(Stored entries)
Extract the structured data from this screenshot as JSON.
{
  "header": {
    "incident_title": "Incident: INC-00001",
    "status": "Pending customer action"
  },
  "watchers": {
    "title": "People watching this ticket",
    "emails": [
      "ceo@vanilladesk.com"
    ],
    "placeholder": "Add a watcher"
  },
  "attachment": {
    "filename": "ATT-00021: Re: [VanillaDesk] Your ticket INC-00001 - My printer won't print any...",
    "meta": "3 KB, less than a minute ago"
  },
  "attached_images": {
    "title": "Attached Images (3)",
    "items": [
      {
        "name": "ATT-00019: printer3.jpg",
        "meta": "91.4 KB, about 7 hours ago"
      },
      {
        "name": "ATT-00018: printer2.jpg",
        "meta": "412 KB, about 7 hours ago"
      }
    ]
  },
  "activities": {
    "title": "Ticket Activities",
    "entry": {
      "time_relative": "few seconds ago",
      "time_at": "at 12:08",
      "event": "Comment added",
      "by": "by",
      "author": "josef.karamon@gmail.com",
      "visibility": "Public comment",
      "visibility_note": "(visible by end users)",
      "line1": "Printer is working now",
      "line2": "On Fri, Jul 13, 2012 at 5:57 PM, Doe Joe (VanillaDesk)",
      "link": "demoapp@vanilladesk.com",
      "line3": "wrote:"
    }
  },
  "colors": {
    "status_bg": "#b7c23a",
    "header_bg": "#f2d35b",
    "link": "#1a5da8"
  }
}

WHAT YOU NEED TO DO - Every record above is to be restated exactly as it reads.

EXERCISE RESPONSE -
Extract the structured data from this screenshot as JSON.
{
  "header": {
    "incident_title": "Incident: INC-00001",
    "status": "Pending customer action"
  },
  "watchers": {
    "title": "People watching this ticket",
    "emails": [
      "ceo@vanilladesk.com"
    ],
    "placeholder": "Add a watcher"
  },
  "attachment": {
    "filename": "ATT-00021: Re: [VanillaDesk] Your ticket INC-00001 - My printer won't print any...",
    "meta": "3 KB, less than a minute ago"
  },
  "attached_images": {
    "title": "Attached Images (3)",
    "items": [
      {
        "name": "ATT-00019: printer3.jpg",
        "meta": "91.4 KB, about 7 hours ago"
      },
      {
        "name": "ATT-00018: printer2.jpg",
        "meta": "412 KB, about 7 hours ago"
      }
    ]
  },
  "activities": {
    "title": "Ticket Activities",
    "entry": {
      "time_relative": "few seconds ago",
      "time_at": "at 12:08",
      "event": "Comment added",
      "by": "by",
      "author": "josef.karamon@gmail.com",
      "visibility": "Public comment",
      "visibility_note": "(visible by end users)",
      "line1": "Printer is working now",
      "line2": "On Fri, Jul 13, 2012 at 5:57 PM, Doe Joe (VanillaDesk)",
      "link": "demoapp@vanilladesk.com",
      "line3": "wrote:"
    }
  },
  "colors": {
    "status_bg": "#b7c23a",
    "header_bg": "#f2d35b",
    "link": "#1a5da8"
  }
}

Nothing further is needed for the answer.